**Brief**
Report each line of the entries below that includes "background".

Dataset rows for apps and sites:
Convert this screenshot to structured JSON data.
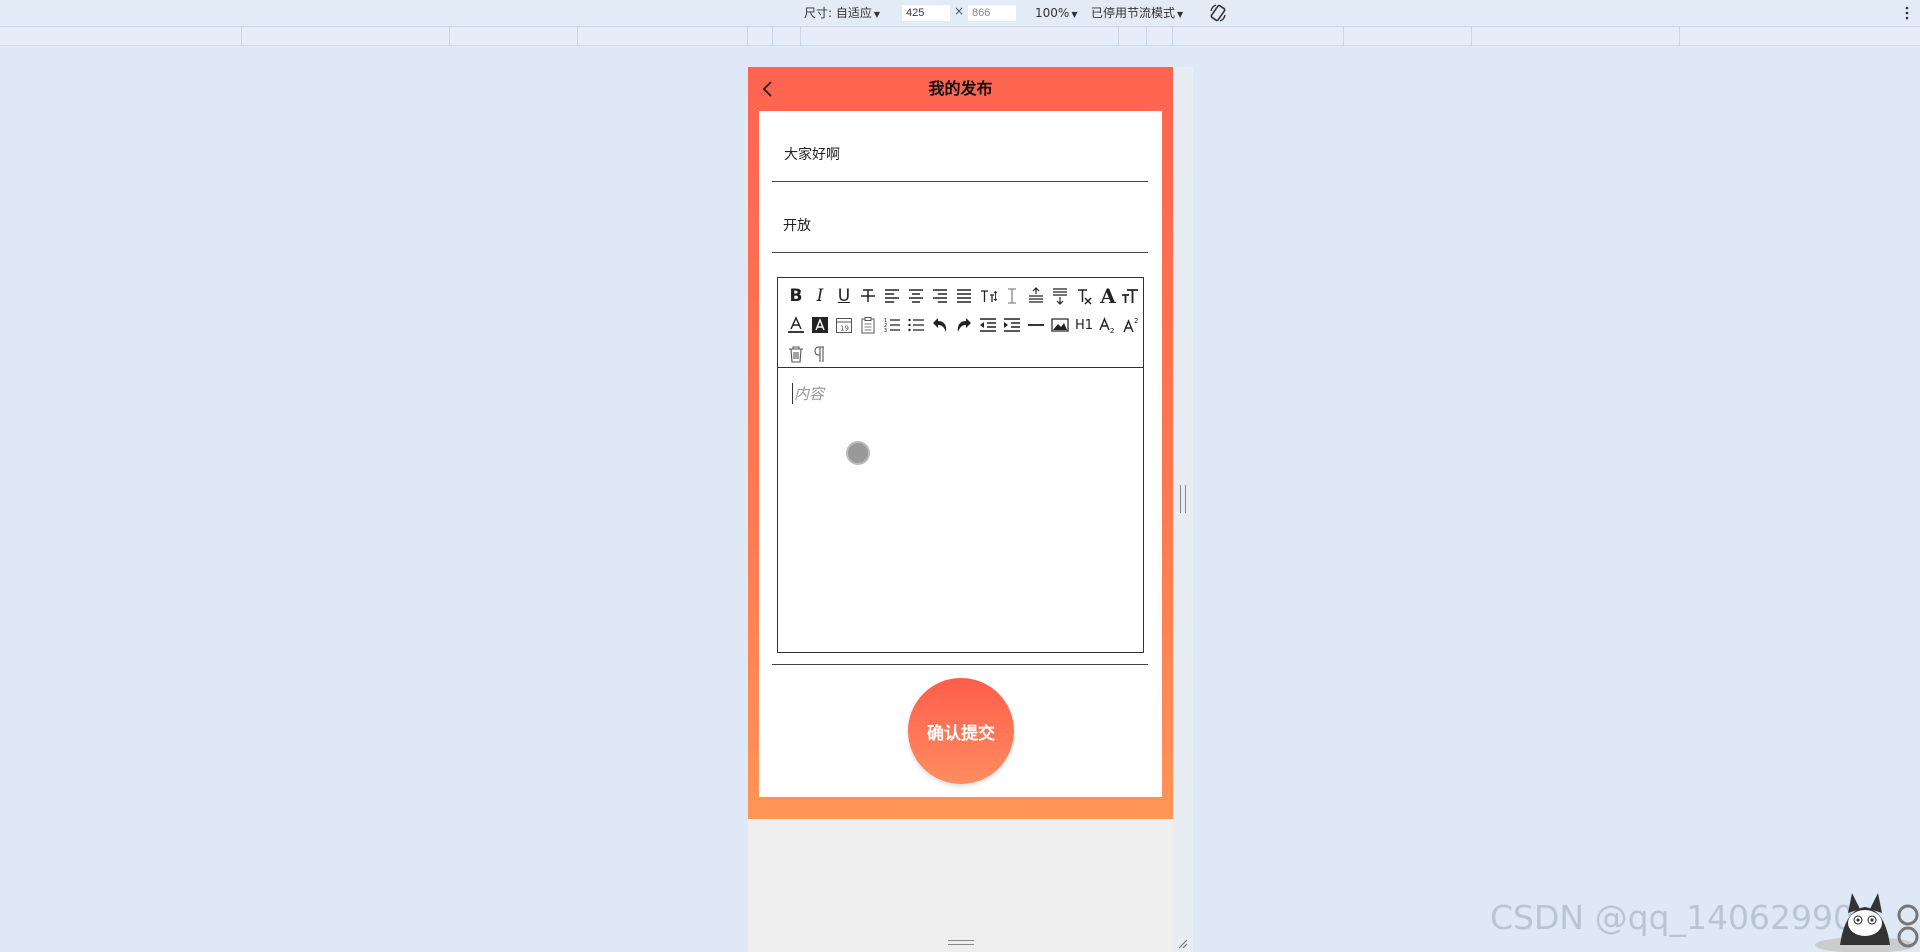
{
  "devtools": {
    "size_label": "尺寸: 自适应",
    "width_value": "425",
    "times": "×",
    "height_value": "866",
    "zoom": "100%",
    "throttle": "已停用节流模式",
    "icons": [
      "chevron-down-icon",
      "rotate-icon",
      "more-vert-icon"
    ]
  },
  "app": {
    "title": "我的发布",
    "back_icon": "chevron-left-icon",
    "fields": [
      {
        "value": "大家好啊"
      },
      {
        "value": "开放"
      }
    ],
    "editor": {
      "placeholder": "内容",
      "toolbar_row1": [
        "B",
        "I",
        "U",
        "S",
        "align-left",
        "align-center",
        "align-right",
        "align-justify",
        "TI",
        "line-height",
        "paragraph-spacing",
        "indent-top",
        "Ix",
        "A",
        "TT"
      ],
      "toolbar_row2": [
        "font-color",
        "background-color",
        "date",
        "clipboard",
        "ordered-list",
        "unordered-list",
        "undo",
        "redo",
        "outdent",
        "indent",
        "horizontal-rule",
        "image",
        "H1",
        "subscript",
        "superscript"
      ],
      "toolbar_row3": [
        "trash",
        "pilcrow"
      ],
      "h1_label": "H1"
    },
    "submit_label": "确认提交"
  },
  "colors": {
    "header_top": "#fe6450",
    "header_bottom": "#ff9557",
    "background": "#dfe8f5"
  },
  "watermark": "CSDN @qq_14062990"
}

**The answer**
        "background-color",
    "background": "#dfe8f5"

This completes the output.